EXERCISE DETAILS = For the copy, please give all of the data again exactly and leave the pictures out.

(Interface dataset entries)
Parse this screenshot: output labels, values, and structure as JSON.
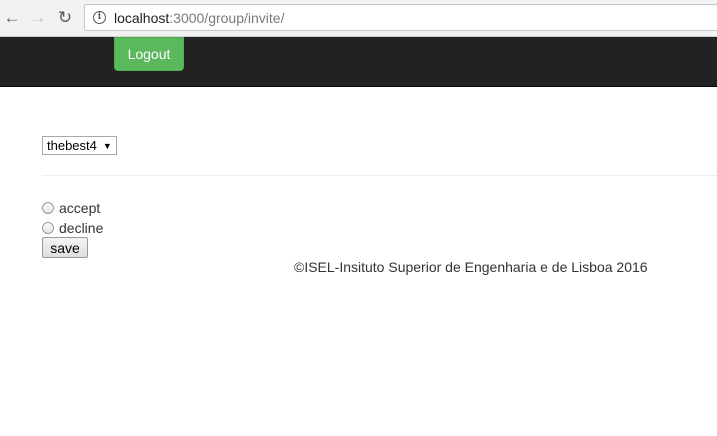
{
  "browser": {
    "url_host": "localhost",
    "url_path": ":3000/group/invite/"
  },
  "navbar": {
    "logout_label": "Logout"
  },
  "form": {
    "group_select_value": "thebest4",
    "accept_label": "accept",
    "decline_label": "decline",
    "save_label": "save"
  },
  "footer": {
    "text": "©ISEL-Insituto Superior de Engenharia e de Lisboa 2016"
  },
  "colors": {
    "navbar_bg": "#222222",
    "logout_bg": "#5cb85c"
  }
}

WRITTEN ANSWER =
Parse this screenshot: output labels, values, and structure as JSON.
{
  "browser": {
    "url_host": "localhost",
    "url_path": ":3000/group/invite/"
  },
  "navbar": {
    "logout_label": "Logout"
  },
  "form": {
    "group_select_value": "thebest4",
    "accept_label": "accept",
    "decline_label": "decline",
    "save_label": "save"
  },
  "footer": {
    "text": "©ISEL-Insituto Superior de Engenharia e de Lisboa 2016"
  },
  "colors": {
    "navbar_bg": "#222222",
    "logout_bg": "#5cb85c"
  }
}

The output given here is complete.